VIDEO PODCAST: John Dante Prevedini leads a discussion about Youth Involvement in Classical Music - this specially extended illustrated feature includes contributions from Christopher Morley, Gerald Fenech, Halida Dinova, Patricia Spencer and Roderic Dunnett.
It is, somehow, always strange to learn how much piano music Mozart wrote for the ostensible purpose of his teaching duties. Immediately, it reminds one of two things: that the most-loved composer to have ever lived worked in often desperate pecuniary conditions, and, more importantly, that his genius was unceasing for all his life and evident throughout all his work; the musical standard and originality never let down in the works he knew would not bring him immediate riches and were but necessities for whatever situations faced him. On another point, there is the issue of how seriously we should therefore take these pieces in relation to, say, his Requiem or Piano Concertos. As Clive James once wrote, to the question of how 'I dare presume to take lyric poetry and ice-dancing with seemingly equal seriousness, I have no short answer, beyond pointing out that homo faber and homo ludens are both members of the same species sapiens, and that Mozart played billiards.' Let us take these pieces at face value, then, and still then we can see that all his smaller works still possess the ingenuity and panache of the most recognised works, and the same mix of ratiocination and expression.
This new recording from renowned pianist Peter Donohoe is the third volume of his Mozart Piano Sonatas series. He brings to the music a characteristic tenderness of tone and expression, balancing each phrase to create a fully rounded musical whole whilst also highlighting each technical point in these sonatas.

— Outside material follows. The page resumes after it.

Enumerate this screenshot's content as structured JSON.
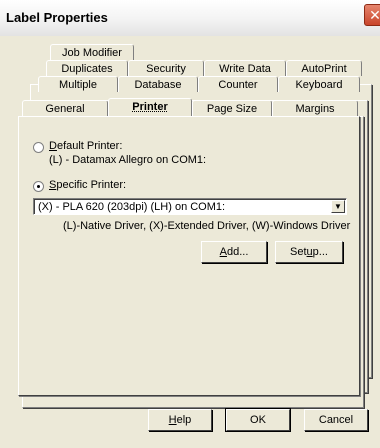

The Sonata No 10 in C major, K 330, may well be at first listening a less exploratory piece than some of the others included on this disc, but the constant dialogue between the hands, together with the melodic textures providing the overall momentum, creates a typical Mozartian blend on creativity, assured, style, and gleeful originality. Donohoe plays with an experienced sense of phrase and attention to each detail, employing his brilliant musicianship throughout to highlight each detail; this dexterity is only achieved by the best pianist, and is always especially necessary for Mozart performances in order to unveil another level of sublimity.
Listen — Mozart: Andante cantabile (Piano Sonata No 10 in C)
(track 2, 0:00-1:00) © 2020 SOMM Recordings :
This subtlety of tone and expression is continued into the more jaunty third movement; at many points across all of these pieces one can hear the music that later influenced the sonatas of Beethoven and Schubert, as if Mozart were giving the most ornate and perfected skeleton from which all those who followed him would learn.
There follows the short but irrepressibly lively Gigue in G major, K 574, which was written in homage to Bach, and the Sonata No 18 in D major, K 576. Donohoe again plays with an impressive lightness of touch and attention to detail, although throughout the disc more breaks at the ends of phrases were wanted for clarity and sonority, and in places more vigour was needed to engender a livelier sound at points, such as at the beginning of the first movement where the phrases in octaves lead into the variations thereafter.
Listen — Mozart: Allegro (Piano Sonata No 18 in D)
(track 5, 0:01-0:55) © 2020 SOMM Recordings :
The Adagio in B minor, K540, written during another period of financial instability for Mozart, is a piece open to more interpretation than most short piano pieces, and Donohoe takes care to differentiate between the faster semi-quaver runs in the right hand and the more sedate harmonisations.
Listen — Mozart: Adagio in B minor
(track 8, 4:00-4:52) © 2020 SOMM Recordings :
The last Sonata in this recording, No 11 in A major, K 331, is perhaps the most well-known included here, mainly for the Alla Turca of the last movement, and it is the most explorative, paying little homage to the traditional strictures of sonata form. The long, lilting Andante grazioso first movement plays to Donohoe's strengths, with the strong contrast of the faster and then more lyrical sections, although more variety was welcome to the playing, which sometimes seemed unmoving, especially during the repeats, where a different tone was needed for more expression. However, each set of variations is played with a definite sense of clarity and tone which helps to evoke the growth which Mozart builds into the increasingly more expressive chords.
Listen — Mozart: Andante grazioso (Piano Sonata No 11 in A)
(track 9, 0:21-1:07) © 2020 SOMM Recordings :
The last movement is played with relish, although again more contrast could have been made between the sections to increase the joyous feel enhanced by the large spread chords and the long semi-quaver runs.
Listen — Mozart: Alla Turca: Allegretto (Piano Sonata No 11 in A)
(track 11, 2:19-3:19) © 2020 SOMM Recordings :
This is a recording full of joy, containing constantly changing music that is immediately and lastingly endearing within. It is played with a precise and enjoyable dexterity and with admirable clarity; the collection as a whole deserves to be celebrated.
Copyright © 3 July 2020